### [The input]
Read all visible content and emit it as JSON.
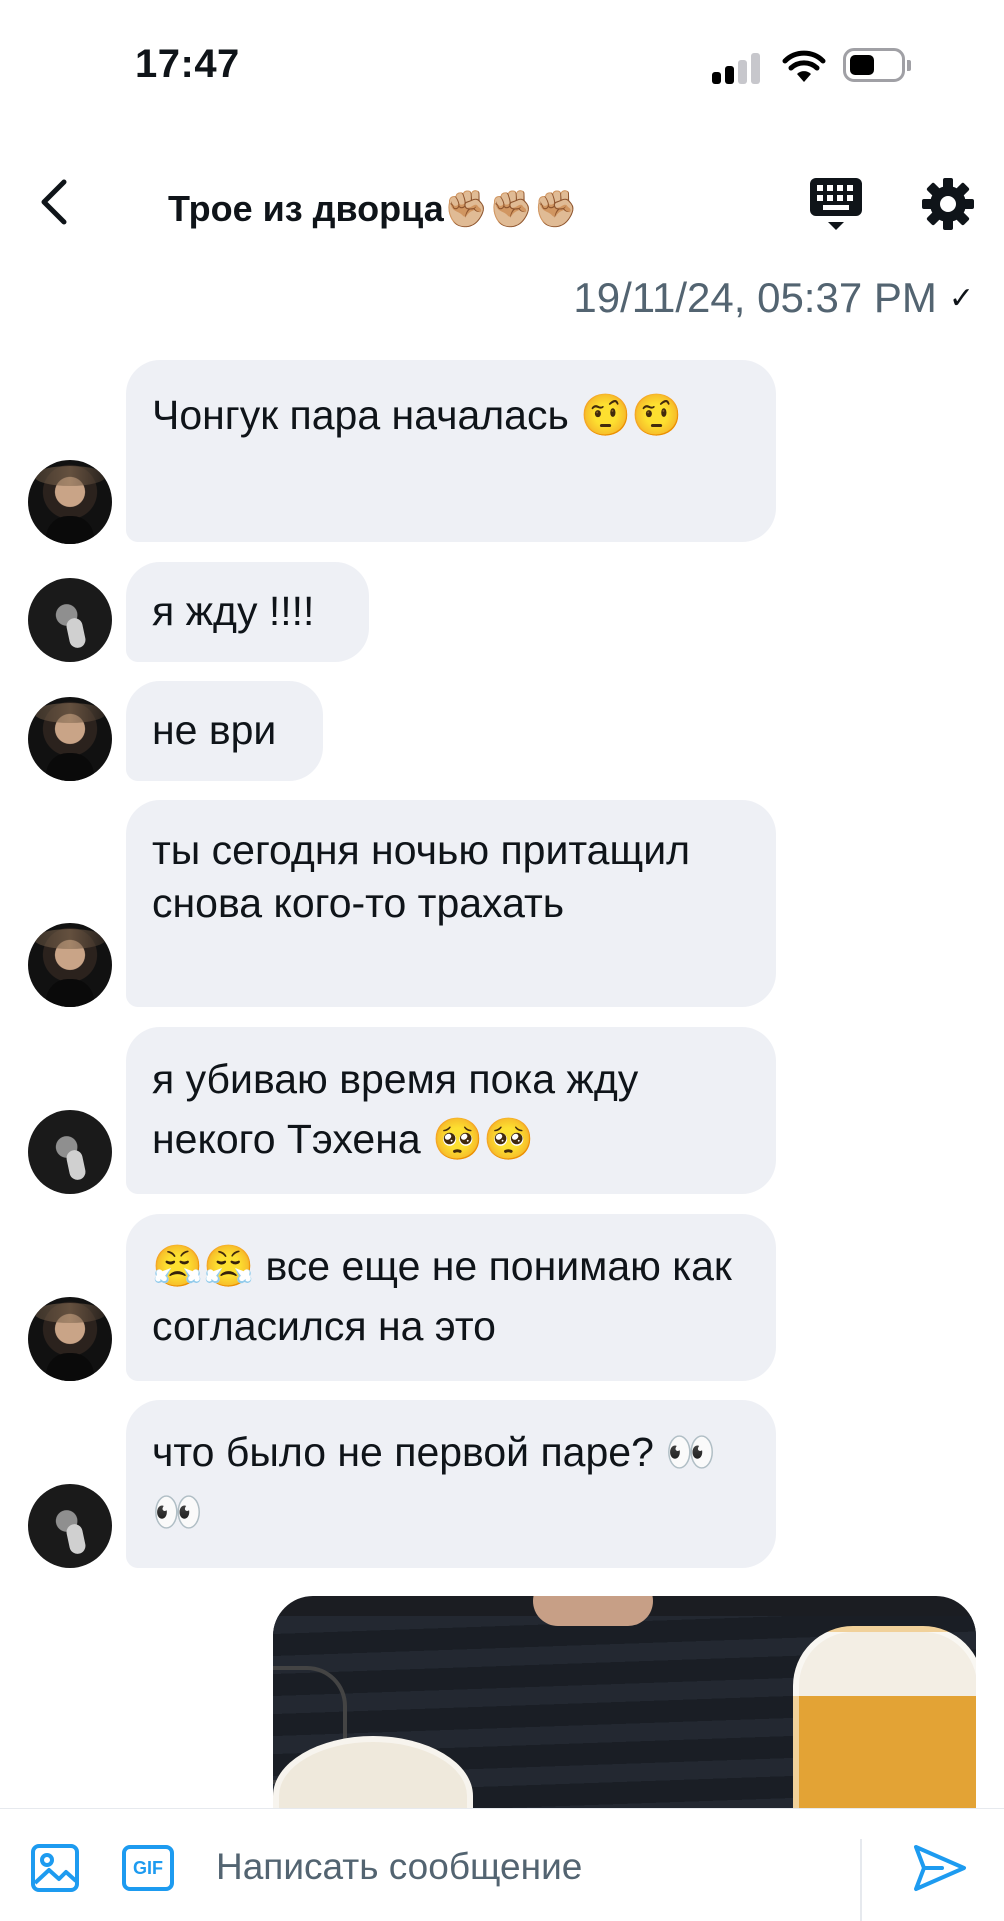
{
  "status_bar": {
    "time": "17:47"
  },
  "header": {
    "title": "Трое из дворца✊🏼✊🏼✊🏼",
    "back_icon": "chevron-left-icon",
    "keyboard_icon": "keyboard-icon",
    "settings_icon": "gear-icon"
  },
  "timestamp": {
    "text": "19/11/24, 05:37 PM",
    "check": "✓"
  },
  "messages": [
    {
      "sender": "a",
      "text": "Чонгук пара началась 🤨🤨"
    },
    {
      "sender": "b",
      "text": "я жду !!!!"
    },
    {
      "sender": "a",
      "text": "не ври"
    },
    {
      "sender": "a",
      "text": "ты сегодня ночью притащил снова кого-то трахать"
    },
    {
      "sender": "b",
      "text": "я убиваю время пока жду некого Тэхена 🥺🥺"
    },
    {
      "sender": "a",
      "text": "😤😤 все еще не понимаю как согласился на это"
    },
    {
      "sender": "b",
      "text": "что было не первой паре? 👀👀"
    }
  ],
  "composer": {
    "placeholder": "Написать сообщение",
    "value": "",
    "gif_label": "GIF",
    "media_icon": "image-icon",
    "send_icon": "send-icon"
  },
  "colors": {
    "accent": "#1d9bf0",
    "bubble": "#eef0f5",
    "secondary_text": "#536471"
  }
}
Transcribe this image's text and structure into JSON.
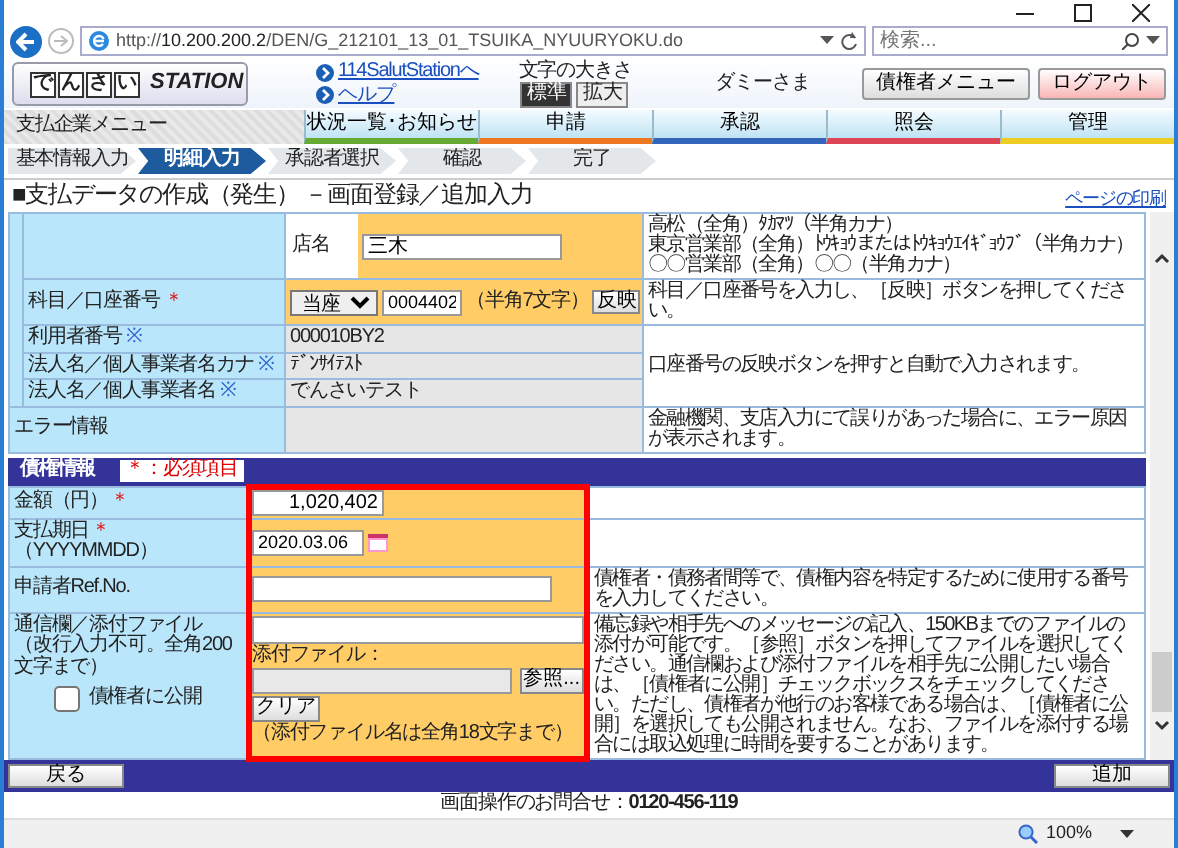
{
  "browser": {
    "url": "http://**10.200.200.2**/DEN/G_212101_13_01_TSUIKA_NYUURYOKU.do",
    "search_placeholder": "検索...",
    "zoom": "100%"
  },
  "header": {
    "logo": {
      "tiles": [
        "で",
        "ん",
        "さ",
        "い"
      ],
      "text": "STATION"
    },
    "links": [
      "114SalutStationへ",
      "ヘルプ"
    ],
    "font_size_label": "文字の大きさ",
    "font_sizes": [
      {
        "label": "標準",
        "selected": true
      },
      {
        "label": "拡大",
        "selected": false
      }
    ],
    "user": "ダミーさま",
    "buttons": [
      {
        "label": "債権者メニュー",
        "kind": "menu"
      },
      {
        "label": "ログアウト",
        "kind": "logout"
      }
    ]
  },
  "menu": {
    "title": "支払企業メニュー",
    "tabs": [
      {
        "label": "状況一覧･お知らせ",
        "color": "#66aa33"
      },
      {
        "label": "申請",
        "color": "#ee7722"
      },
      {
        "label": "承認",
        "color": "#3366bb"
      },
      {
        "label": "照会",
        "color": "#dd4455"
      },
      {
        "label": "管理",
        "color": "#eecc22"
      }
    ]
  },
  "steps": [
    {
      "label": "基本情報入力",
      "selected": false
    },
    {
      "label": "明細入力",
      "selected": true
    },
    {
      "label": "承認者選択",
      "selected": false
    },
    {
      "label": "確認",
      "selected": false
    },
    {
      "label": "完了",
      "selected": false
    }
  ],
  "page_title": "■支払データの作成（発生） －画面登録／追加入力",
  "print_link": "ページの印刷",
  "payee": {
    "rows": [
      {
        "kind": "branch",
        "sub_label": "店名",
        "value": "三木",
        "help": [
          "高松（全角）ﾀｶﾏﾂ（半角カナ）",
          "東京営業部（全角）ﾄｳｷｮｳまたはﾄｳｷｮｳｴｲｷﾞｮｳﾌﾞ（半角カナ）",
          "〇〇営業部（全角）〇〇（半角カナ）"
        ]
      },
      {
        "kind": "account",
        "label": "科目／口座番号",
        "mark": {
          "text": "＊",
          "kind": "required"
        },
        "select": "当座",
        "value": "0004402",
        "note": "（半角7文字）",
        "button": "反映",
        "help": "科目／口座番号を入力し、［反映］ボタンを押してください。"
      },
      {
        "kind": "auto",
        "label": "利用者番号",
        "mark": {
          "text": "※",
          "kind": "auto"
        },
        "value": "000010BY2"
      },
      {
        "kind": "auto",
        "label": "法人名／個人事業者名カナ",
        "mark": {
          "text": "※",
          "kind": "auto"
        },
        "value": "ﾃﾞﾝｻｲﾃｽﾄ"
      },
      {
        "kind": "auto",
        "label": "法人名／個人事業者名",
        "mark": {
          "text": "※",
          "kind": "auto"
        },
        "value": "でんさいテスト"
      }
    ],
    "auto_help": "口座番号の反映ボタンを押すと自動で入力されます。",
    "error": {
      "label": "エラー情報",
      "help": "金融機関、支店入力にて誤りがあった場合に、エラー原因が表示されます。"
    }
  },
  "claim": {
    "title": "債権情報",
    "legend": "＊：必須項目",
    "highlighted": true,
    "rows": [
      {
        "kind": "amount",
        "label": "金額（円）",
        "mark": {
          "text": "＊",
          "kind": "required"
        },
        "value": "1,020,402"
      },
      {
        "kind": "date",
        "label": "支払期日",
        "mark": {
          "text": "＊",
          "kind": "required"
        },
        "suffix": "（YYYYMMDD）",
        "value": "2020.03.06"
      },
      {
        "kind": "text",
        "label": "申請者Ref.No.",
        "help": "債権者・債務者間等で、債権内容を特定するために使用する番号を入力してください。"
      },
      {
        "kind": "message",
        "label": "通信欄／添付ファイル",
        "note": "（改行入力不可。全角200文字まで）",
        "checkbox": {
          "label": "債権者に公開",
          "checked": false
        },
        "attach_label": "添付ファイル：",
        "browse": "参照...",
        "clear": "クリア",
        "attach_note": "（添付ファイル名は全角18文字まで）",
        "help": "備忘録や相手先へのメッセージの記入、150KBまでのファイルの添付が可能です。［参照］ボタンを押してファイルを選択してください。通信欄および添付ファイルを相手先に公開したい場合は、［債権者に公開］チェックボックスをチェックしてください。ただし、債権者が他行のお客様である場合は、［債権者に公開］を選択しても公開されません。なお、ファイルを添付する場合には取込処理に時間を要することがあります。"
      }
    ]
  },
  "footer": {
    "back": "戻る",
    "add": "追加",
    "contact_label": "画面操作のお問合せ：",
    "phone": "0120-456-119"
  }
}
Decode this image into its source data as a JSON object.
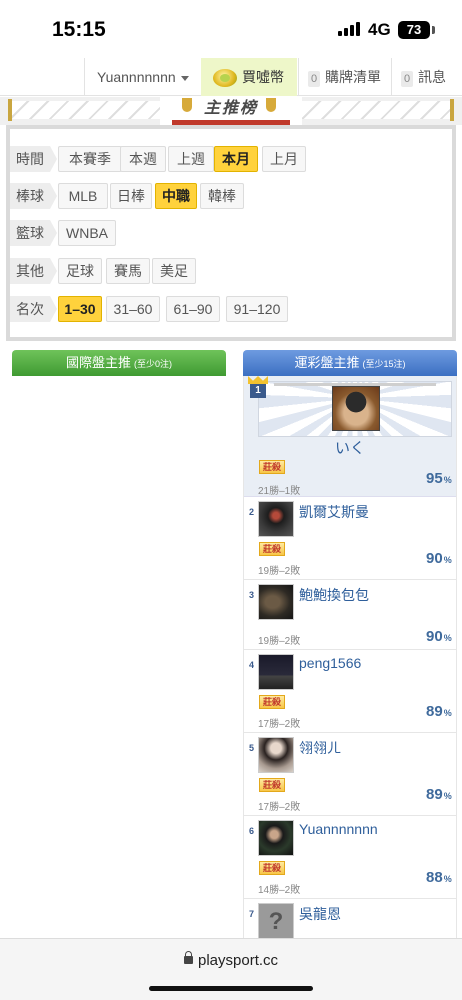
{
  "status": {
    "time": "15:15",
    "network": "4G",
    "battery": "73"
  },
  "nav": {
    "username": "Yuannnnnnn",
    "buy_label": "買噓幣",
    "cart_count": "0",
    "cart_label": "購牌清單",
    "msg_count": "0",
    "msg_label": "訊息"
  },
  "banner": {
    "title": "主推榜"
  },
  "filters": {
    "time": {
      "label": "時間",
      "options": [
        "本賽季",
        "本週",
        "上週",
        "本月",
        "上月"
      ],
      "selected": "本月"
    },
    "baseball": {
      "label": "棒球",
      "options": [
        "MLB",
        "日棒",
        "中職",
        "韓棒"
      ],
      "selected": "中職"
    },
    "basketball": {
      "label": "籃球",
      "options": [
        "WNBA"
      ]
    },
    "other": {
      "label": "其他",
      "options": [
        "足球",
        "賽馬",
        "美足"
      ]
    },
    "rank": {
      "label": "名次",
      "options": [
        "1–30",
        "31–60",
        "61–90",
        "91–120"
      ],
      "selected": "1–30"
    }
  },
  "intl": {
    "title": "國際盤主推",
    "note": "(至少0注)"
  },
  "lottery": {
    "title": "運彩盤主推",
    "note": "(至少15注)",
    "badge": "莊殺",
    "pct_unit": "%",
    "ranks": [
      {
        "rank": "1",
        "name": "いく",
        "record": "21勝–1敗",
        "pct": "95"
      },
      {
        "rank": "2",
        "name": "凱爾艾斯曼",
        "record": "19勝–2敗",
        "pct": "90"
      },
      {
        "rank": "3",
        "name": "鮑鮑換包包",
        "record": "19勝–2敗",
        "pct": "90"
      },
      {
        "rank": "4",
        "name": "peng1566",
        "record": "17勝–2敗",
        "pct": "89"
      },
      {
        "rank": "5",
        "name": "翎翎ㄦ",
        "record": "17勝–2敗",
        "pct": "89"
      },
      {
        "rank": "6",
        "name": "Yuannnnnnn",
        "record": "14勝–2敗",
        "pct": "88"
      },
      {
        "rank": "7",
        "name": "吳龍恩",
        "record": "",
        "pct": ""
      }
    ]
  },
  "browser": {
    "url": "playsport.cc"
  }
}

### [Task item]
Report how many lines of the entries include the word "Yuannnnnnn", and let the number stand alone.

### [Answer to this task]
2